• Your objective
All of the records below must be reproduced exactly, minus any pictures.

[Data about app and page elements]
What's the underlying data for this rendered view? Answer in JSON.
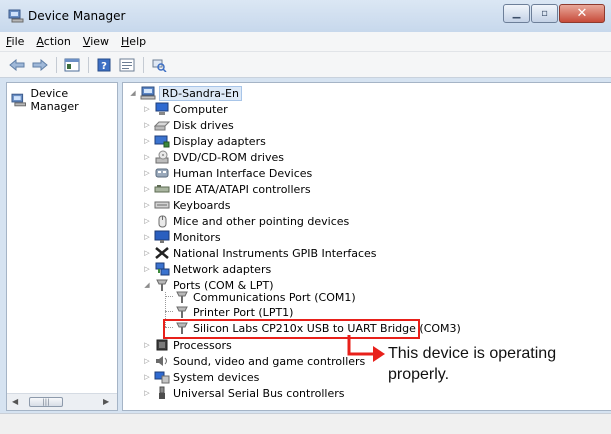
{
  "window": {
    "title": "Device Manager"
  },
  "menubar": {
    "items": [
      {
        "first": "F",
        "rest": "ile"
      },
      {
        "first": "A",
        "rest": "ction"
      },
      {
        "first": "V",
        "rest": "iew"
      },
      {
        "first": "H",
        "rest": "elp"
      }
    ]
  },
  "toolbar": {
    "buttons": [
      "back-arrow-icon",
      "forward-arrow-icon",
      "show-hide-console-tree-icon",
      "help-icon",
      "properties-icon",
      "scan-hardware-icon"
    ]
  },
  "left_pane": {
    "root_label": "Device Manager"
  },
  "tree": {
    "root": "RD-Sandra-En",
    "categories": [
      "Computer",
      "Disk drives",
      "Display adapters",
      "DVD/CD-ROM drives",
      "Human Interface Devices",
      "IDE ATA/ATAPI controllers",
      "Keyboards",
      "Mice and other pointing devices",
      "Monitors",
      "National Instruments GPIB Interfaces",
      "Network adapters",
      "Ports (COM & LPT)"
    ],
    "ports_children": [
      "Communications Port (COM1)",
      "Printer Port (LPT1)",
      "Silicon Labs CP210x USB to UART Bridge (COM3)"
    ],
    "categories_after": [
      "Processors",
      "Sound, video and game controllers",
      "System devices",
      "Universal Serial Bus controllers"
    ]
  },
  "annotation": {
    "text": "This device is operating properly.",
    "color": "#e8201a"
  }
}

• Response
What's the underlying data for this rendered view? Answer in JSON.
{
  "window": {
    "title": "Device Manager"
  },
  "menubar": {
    "items": [
      {
        "first": "F",
        "rest": "ile"
      },
      {
        "first": "A",
        "rest": "ction"
      },
      {
        "first": "V",
        "rest": "iew"
      },
      {
        "first": "H",
        "rest": "elp"
      }
    ]
  },
  "toolbar": {
    "buttons": [
      "back-arrow-icon",
      "forward-arrow-icon",
      "show-hide-console-tree-icon",
      "help-icon",
      "properties-icon",
      "scan-hardware-icon"
    ]
  },
  "left_pane": {
    "root_label": "Device Manager"
  },
  "tree": {
    "root": "RD-Sandra-En",
    "categories": [
      "Computer",
      "Disk drives",
      "Display adapters",
      "DVD/CD-ROM drives",
      "Human Interface Devices",
      "IDE ATA/ATAPI controllers",
      "Keyboards",
      "Mice and other pointing devices",
      "Monitors",
      "National Instruments GPIB Interfaces",
      "Network adapters",
      "Ports (COM & LPT)"
    ],
    "ports_children": [
      "Communications Port (COM1)",
      "Printer Port (LPT1)",
      "Silicon Labs CP210x USB to UART Bridge (COM3)"
    ],
    "categories_after": [
      "Processors",
      "Sound, video and game controllers",
      "System devices",
      "Universal Serial Bus controllers"
    ]
  },
  "annotation": {
    "text": "This device is operating properly.",
    "color": "#e8201a"
  }
}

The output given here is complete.